One Deaf professional we spoke to told us:
“I have always worked in a hearing environment. I have been lucky over the past 20 years, as I have developed skills and abilities that has given me the opportunity to not just develop as a manager, but to get to the level of CEO. This would not have happened if I did not have Access to Work resources. I have valued that resource and have used it well. But one of the things that has often been difficult is the level of resources you are allocated – you have to provide very detailed information about how you will use if that is sometimes difficult to predict. This often meant that there was no resources for 5 days support, this meant that at least one day a week is what I have always called a “non communication day” – when there was no interpreter.
This can feel very isolating and lonely. It can lead to miscommunication with hearing colleagues, who assume you have understood, as well as missing out on vital office chat and information being exchanged. For a manager this information in essential. Sometimes urgent decisions need to be made, without support this is often taken over by other members of staff. As a manager this leaves you feeling powerless and that you have lost control.
I am the expert of my own situation. The resources have got to work for me and be there to enable me to do my job”.
However, this is not merely an issue to do with employment, but a basic human right.
The higher support needs and therefore hours needed by Deaf people sets them apart from other AtW users. The governments own definition of discrimination states that “You can discriminate indirectly with working conditions or rules that disadvantage one group of people more than another.” https://www.gov.uk/employer-preventing-discrimination.
We don’t feel that it is too strong a statement to suggest this is what is currently happening to the Deaf community as a result of the 30 hour rule.
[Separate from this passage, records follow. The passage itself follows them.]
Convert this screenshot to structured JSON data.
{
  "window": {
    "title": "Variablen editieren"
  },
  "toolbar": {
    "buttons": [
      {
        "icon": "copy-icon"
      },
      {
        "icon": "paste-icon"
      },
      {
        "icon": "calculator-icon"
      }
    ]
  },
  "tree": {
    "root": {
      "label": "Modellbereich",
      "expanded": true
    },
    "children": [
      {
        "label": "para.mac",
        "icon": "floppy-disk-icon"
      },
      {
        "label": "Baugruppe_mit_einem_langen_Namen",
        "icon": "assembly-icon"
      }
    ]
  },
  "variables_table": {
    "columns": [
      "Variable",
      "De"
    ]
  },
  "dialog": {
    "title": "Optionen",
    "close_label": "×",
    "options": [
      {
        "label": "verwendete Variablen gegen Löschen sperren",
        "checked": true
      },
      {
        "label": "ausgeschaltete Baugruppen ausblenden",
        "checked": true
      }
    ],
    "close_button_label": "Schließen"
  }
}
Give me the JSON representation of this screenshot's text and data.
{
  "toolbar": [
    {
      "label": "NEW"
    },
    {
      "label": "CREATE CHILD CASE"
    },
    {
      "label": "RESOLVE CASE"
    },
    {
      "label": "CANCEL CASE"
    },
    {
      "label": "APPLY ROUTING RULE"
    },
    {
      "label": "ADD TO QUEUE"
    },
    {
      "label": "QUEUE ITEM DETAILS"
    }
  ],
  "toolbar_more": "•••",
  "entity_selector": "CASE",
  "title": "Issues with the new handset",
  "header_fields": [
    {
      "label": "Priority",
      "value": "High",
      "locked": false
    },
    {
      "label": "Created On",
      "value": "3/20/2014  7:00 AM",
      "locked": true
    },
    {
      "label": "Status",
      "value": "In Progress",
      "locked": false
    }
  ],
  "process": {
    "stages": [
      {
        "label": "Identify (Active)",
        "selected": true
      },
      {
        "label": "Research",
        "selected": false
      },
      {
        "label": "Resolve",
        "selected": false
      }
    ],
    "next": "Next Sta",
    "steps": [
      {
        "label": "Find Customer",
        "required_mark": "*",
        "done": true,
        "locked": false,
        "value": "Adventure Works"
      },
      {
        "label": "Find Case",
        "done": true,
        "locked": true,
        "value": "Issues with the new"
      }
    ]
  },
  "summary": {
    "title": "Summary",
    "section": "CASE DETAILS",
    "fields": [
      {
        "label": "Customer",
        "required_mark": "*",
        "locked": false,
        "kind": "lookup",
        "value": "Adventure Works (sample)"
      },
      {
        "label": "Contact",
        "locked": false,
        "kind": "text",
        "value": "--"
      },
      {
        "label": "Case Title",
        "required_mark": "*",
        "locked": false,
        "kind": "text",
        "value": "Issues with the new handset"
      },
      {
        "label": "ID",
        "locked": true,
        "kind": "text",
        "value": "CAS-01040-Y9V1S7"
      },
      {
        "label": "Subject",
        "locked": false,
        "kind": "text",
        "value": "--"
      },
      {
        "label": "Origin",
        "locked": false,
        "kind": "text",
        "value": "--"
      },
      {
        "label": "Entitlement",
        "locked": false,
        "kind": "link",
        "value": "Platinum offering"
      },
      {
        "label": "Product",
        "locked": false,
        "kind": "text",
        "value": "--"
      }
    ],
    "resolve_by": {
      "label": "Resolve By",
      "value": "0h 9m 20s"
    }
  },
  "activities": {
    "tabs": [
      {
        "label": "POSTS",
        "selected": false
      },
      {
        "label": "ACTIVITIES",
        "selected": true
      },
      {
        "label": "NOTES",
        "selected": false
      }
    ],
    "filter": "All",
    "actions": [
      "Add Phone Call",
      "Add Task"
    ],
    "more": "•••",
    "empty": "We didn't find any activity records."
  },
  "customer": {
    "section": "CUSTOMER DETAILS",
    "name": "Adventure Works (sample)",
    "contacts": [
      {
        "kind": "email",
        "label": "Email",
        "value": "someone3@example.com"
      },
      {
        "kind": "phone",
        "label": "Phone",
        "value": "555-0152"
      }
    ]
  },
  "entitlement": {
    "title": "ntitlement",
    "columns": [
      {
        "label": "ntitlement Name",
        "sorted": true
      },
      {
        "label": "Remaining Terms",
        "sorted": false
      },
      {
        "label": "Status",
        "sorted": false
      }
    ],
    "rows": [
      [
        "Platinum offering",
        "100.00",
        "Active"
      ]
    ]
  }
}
We are of the opinion that the DWP are indirectly discriminating against Deaf people.
The Limping Chicken mentioned the non-communication day in their article “Things I am pleased, and not so pleased about, this Christmas”. We would like to thank Jen Dodds for raising awareness of the issue and our campaign.